The thought of a hospital scares some people. Some people think hospital cafeteria food is awful. Some people expect to read a whole book without any bodily fluids making an appearance. I am not one of these people. I love the hospital, the food, and those free little booties they give you. I have had…

via Why I Read and Write about Illness Catherine Lanser — Women Writers, Women’s Books

Book Marketing, Education, Getting Published, Nonfiction, Writing Tips

Copyright myths…

Yesterday, I saw a commercial on TV for a “publishing company” that will publish authors’ books and “handle” all copyright issues for them. I thought, “What copyright issues”? When you put pen to paper, your creative work is automatically covered by copyright law.

If you see a publishing service that charges money to “obtain” the copyright for your work, be aware of this red flag! If you do chose to register, you can do it on your own for as little as $35. But it’s not really necessary.

The only reason you would need to register is if you decide to file a lawsuit against someone for infringing on your copyright.

And copyright has nothing to do with your ISBN. Even if you publish with Amazon or Smashwords, who assign their own numbers, your work still belongs to you. ISBNs and ASINs are ways to keep track of your books. They have nothing to do with copyright.

So, don’t get suckered by companies who charge to do services that you can easily do yourself. Check out our new book, “Make It Happen: The no-nonsense guide to publishing and marketing your ebook.” We talk more about copyright, ISBNs, and lots of other important info. you need to publish your book yourself!

Book Marketing, Conferences, Education, Getting Published, Nonfiction, Writing Tips

Freelancing in the new age…

A couple of weekends ago, Lisa and I hawked our new book Make It Happen at the Triangle Association of Freelancers (TAF) annual conference. They are such a great group! I’ve been going to the TAF conference for at least five years, and everyone is always super friendly and helpful. I’ll be posting some more about what I learned at the conference in the next week or so.

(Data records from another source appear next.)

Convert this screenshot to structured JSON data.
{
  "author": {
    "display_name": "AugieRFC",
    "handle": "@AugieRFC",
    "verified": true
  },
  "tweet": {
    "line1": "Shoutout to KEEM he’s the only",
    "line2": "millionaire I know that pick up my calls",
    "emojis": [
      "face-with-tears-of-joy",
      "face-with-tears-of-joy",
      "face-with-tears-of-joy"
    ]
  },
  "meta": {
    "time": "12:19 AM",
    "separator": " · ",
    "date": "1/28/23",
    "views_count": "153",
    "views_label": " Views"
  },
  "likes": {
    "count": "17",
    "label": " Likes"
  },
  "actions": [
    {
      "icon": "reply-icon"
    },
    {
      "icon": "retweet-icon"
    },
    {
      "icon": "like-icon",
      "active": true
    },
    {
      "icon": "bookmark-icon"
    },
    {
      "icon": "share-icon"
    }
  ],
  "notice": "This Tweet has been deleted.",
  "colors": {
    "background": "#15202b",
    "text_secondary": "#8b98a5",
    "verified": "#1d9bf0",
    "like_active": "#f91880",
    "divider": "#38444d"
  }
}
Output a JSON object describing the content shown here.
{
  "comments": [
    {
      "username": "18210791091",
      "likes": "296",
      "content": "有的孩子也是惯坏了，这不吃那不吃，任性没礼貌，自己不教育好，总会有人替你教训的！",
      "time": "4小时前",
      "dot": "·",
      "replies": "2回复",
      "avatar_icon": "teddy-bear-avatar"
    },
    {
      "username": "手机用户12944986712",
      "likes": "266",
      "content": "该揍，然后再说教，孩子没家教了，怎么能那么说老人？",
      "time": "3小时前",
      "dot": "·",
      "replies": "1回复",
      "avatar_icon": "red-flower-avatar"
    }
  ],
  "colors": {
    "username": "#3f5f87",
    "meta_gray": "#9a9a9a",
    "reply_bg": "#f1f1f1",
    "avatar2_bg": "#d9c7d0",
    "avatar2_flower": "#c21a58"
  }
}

So, if you are a freelance writer in NC (or beyond), consider joining TAF. You are instantly connected with a group of experienced, professional freelance writers who are on the cutting edge of the freelance industry — they know the trends, inside and out. Plus, they are encouraging and welcoming. (And you get a really good discount at the conference!)

 

Book Marketing, Getting Published, Nonfiction, Writing Tips

Latest publication – Make It Happen!

Louisa Cover2Please check out our latest publication, Make It Happen: The no-nonsense guide to publishing and marketing your ebook! If you’re just starting on the ebook journey, or if you simply need a boost of inspiration, check out this guide. It’s short, easy-to-read, and full of tips and advice from our own treks into indie publishing!.

This is a paperback, but we hope to also offer it as an ebook in the months to come.